Raw data:
Segment Open

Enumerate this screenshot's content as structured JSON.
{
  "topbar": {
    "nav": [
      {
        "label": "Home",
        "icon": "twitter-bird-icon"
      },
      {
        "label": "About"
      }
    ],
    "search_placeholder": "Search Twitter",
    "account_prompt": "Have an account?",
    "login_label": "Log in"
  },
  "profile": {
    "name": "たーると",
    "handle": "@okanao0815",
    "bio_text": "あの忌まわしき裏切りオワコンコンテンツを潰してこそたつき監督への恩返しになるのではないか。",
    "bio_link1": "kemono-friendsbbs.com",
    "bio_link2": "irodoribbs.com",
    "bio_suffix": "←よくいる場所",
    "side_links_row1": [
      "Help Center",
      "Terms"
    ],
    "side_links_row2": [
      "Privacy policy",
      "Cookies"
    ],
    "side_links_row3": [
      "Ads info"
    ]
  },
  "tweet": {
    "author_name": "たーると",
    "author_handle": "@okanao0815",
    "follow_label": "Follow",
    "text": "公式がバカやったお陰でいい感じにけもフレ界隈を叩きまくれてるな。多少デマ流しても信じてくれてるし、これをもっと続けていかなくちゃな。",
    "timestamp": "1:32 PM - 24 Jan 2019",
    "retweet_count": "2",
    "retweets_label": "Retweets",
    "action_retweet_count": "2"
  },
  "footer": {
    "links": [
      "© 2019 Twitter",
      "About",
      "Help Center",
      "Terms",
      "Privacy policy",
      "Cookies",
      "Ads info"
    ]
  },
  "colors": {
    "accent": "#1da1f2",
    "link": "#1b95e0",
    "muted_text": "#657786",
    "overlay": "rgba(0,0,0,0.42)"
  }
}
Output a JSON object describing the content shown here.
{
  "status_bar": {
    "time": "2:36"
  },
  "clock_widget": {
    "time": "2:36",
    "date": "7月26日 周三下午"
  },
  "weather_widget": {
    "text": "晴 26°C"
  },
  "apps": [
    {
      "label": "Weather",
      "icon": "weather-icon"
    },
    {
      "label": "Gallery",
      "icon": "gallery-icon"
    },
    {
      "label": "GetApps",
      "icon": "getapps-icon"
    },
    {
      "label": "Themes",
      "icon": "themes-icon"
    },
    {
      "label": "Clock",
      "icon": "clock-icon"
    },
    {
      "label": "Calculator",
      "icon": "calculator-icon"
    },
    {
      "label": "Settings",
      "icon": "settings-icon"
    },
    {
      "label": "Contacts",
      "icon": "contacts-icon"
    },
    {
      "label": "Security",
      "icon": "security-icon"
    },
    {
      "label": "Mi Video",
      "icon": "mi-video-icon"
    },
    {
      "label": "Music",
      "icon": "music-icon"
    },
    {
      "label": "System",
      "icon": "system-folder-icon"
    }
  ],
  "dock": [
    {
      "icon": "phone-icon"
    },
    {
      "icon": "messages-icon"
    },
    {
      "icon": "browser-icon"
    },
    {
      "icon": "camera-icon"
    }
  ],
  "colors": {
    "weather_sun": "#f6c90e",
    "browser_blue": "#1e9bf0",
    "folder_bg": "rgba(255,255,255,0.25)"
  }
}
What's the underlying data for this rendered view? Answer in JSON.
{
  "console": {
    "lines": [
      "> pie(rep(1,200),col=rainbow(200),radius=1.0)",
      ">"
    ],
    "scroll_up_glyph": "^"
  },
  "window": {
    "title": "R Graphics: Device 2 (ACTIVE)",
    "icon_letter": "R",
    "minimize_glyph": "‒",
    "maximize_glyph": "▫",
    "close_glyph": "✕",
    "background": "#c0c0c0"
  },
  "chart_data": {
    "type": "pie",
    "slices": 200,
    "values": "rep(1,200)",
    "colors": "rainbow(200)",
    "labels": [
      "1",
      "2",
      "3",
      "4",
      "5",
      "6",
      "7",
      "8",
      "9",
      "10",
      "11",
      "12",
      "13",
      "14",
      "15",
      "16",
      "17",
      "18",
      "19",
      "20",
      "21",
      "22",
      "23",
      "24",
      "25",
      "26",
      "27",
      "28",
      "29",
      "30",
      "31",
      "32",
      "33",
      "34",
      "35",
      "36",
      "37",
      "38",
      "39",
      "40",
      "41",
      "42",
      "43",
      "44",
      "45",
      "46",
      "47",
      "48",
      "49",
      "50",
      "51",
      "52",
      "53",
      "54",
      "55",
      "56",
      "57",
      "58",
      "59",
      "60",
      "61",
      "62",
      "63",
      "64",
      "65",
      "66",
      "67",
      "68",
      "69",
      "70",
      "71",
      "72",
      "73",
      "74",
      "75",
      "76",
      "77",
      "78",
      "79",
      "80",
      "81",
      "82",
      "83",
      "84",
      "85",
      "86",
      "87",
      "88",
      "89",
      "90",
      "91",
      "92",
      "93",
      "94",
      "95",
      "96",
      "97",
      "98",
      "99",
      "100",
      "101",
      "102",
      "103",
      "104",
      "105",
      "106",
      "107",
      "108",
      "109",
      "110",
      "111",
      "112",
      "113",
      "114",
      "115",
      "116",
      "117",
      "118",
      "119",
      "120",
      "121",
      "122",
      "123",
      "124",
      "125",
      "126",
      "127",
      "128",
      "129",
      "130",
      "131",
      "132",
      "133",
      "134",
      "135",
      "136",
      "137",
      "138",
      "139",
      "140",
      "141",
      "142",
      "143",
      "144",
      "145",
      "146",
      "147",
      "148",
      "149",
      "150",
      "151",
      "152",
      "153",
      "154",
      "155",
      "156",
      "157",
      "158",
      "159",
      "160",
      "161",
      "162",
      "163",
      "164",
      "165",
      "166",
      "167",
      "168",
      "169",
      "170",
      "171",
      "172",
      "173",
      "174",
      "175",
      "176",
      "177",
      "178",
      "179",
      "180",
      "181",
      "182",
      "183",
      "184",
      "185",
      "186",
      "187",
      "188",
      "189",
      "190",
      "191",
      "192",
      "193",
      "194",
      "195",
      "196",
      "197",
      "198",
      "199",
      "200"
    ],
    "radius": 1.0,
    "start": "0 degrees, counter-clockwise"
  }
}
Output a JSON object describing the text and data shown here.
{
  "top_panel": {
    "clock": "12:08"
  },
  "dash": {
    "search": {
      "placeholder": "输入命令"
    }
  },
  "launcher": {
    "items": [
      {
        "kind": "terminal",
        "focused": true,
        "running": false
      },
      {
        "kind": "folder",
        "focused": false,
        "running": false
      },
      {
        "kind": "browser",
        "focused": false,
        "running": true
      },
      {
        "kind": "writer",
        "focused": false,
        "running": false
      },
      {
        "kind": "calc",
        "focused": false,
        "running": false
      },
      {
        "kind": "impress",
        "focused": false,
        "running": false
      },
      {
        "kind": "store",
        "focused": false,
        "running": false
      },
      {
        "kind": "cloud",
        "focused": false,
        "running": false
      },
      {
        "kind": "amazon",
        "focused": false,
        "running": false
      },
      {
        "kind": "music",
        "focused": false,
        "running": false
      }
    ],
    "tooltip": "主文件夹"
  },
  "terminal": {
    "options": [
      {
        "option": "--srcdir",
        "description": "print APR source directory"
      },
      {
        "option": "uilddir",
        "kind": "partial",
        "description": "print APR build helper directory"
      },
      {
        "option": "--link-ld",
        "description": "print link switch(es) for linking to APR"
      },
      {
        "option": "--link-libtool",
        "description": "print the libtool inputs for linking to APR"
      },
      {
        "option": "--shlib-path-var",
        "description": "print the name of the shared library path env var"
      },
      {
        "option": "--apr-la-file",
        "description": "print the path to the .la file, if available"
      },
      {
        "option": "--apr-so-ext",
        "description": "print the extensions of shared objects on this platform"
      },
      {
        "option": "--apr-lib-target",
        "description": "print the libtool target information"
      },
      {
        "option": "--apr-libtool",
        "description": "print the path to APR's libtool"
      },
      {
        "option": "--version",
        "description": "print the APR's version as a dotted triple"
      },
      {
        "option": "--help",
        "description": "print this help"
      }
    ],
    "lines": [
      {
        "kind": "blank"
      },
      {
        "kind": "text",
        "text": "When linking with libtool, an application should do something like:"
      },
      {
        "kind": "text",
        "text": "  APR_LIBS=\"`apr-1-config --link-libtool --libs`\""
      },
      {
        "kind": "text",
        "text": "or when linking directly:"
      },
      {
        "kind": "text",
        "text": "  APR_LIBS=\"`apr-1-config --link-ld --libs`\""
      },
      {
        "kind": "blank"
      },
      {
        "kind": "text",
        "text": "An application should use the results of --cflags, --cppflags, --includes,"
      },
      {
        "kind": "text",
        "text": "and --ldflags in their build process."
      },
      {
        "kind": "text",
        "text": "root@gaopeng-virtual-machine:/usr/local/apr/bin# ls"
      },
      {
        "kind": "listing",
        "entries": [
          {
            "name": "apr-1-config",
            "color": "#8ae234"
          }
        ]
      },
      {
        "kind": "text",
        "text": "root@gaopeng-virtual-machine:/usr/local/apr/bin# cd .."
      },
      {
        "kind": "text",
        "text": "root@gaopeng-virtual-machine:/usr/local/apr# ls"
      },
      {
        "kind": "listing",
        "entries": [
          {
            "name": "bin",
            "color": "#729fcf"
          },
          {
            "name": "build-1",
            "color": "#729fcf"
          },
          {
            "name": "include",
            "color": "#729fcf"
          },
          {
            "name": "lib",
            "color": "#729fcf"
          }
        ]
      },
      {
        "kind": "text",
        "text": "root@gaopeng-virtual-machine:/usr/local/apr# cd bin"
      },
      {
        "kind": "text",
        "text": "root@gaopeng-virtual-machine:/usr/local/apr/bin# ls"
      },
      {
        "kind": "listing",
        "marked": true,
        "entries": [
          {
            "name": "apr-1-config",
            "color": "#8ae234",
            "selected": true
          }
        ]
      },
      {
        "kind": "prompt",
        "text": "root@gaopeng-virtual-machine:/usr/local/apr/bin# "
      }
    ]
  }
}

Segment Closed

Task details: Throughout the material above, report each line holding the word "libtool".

Result of the task:
        "option": "--link-libtool",
        "description": "print the libtool inputs for linking to APR"
        "description": "print the libtool target information"
        "option": "--apr-libtool",
        "description": "print the path to APR's libtool"
        "text": "When linking with libtool, an application should do something like:"
        "text": "  APR_LIBS=\"`apr-1-config --link-libtool --libs`\""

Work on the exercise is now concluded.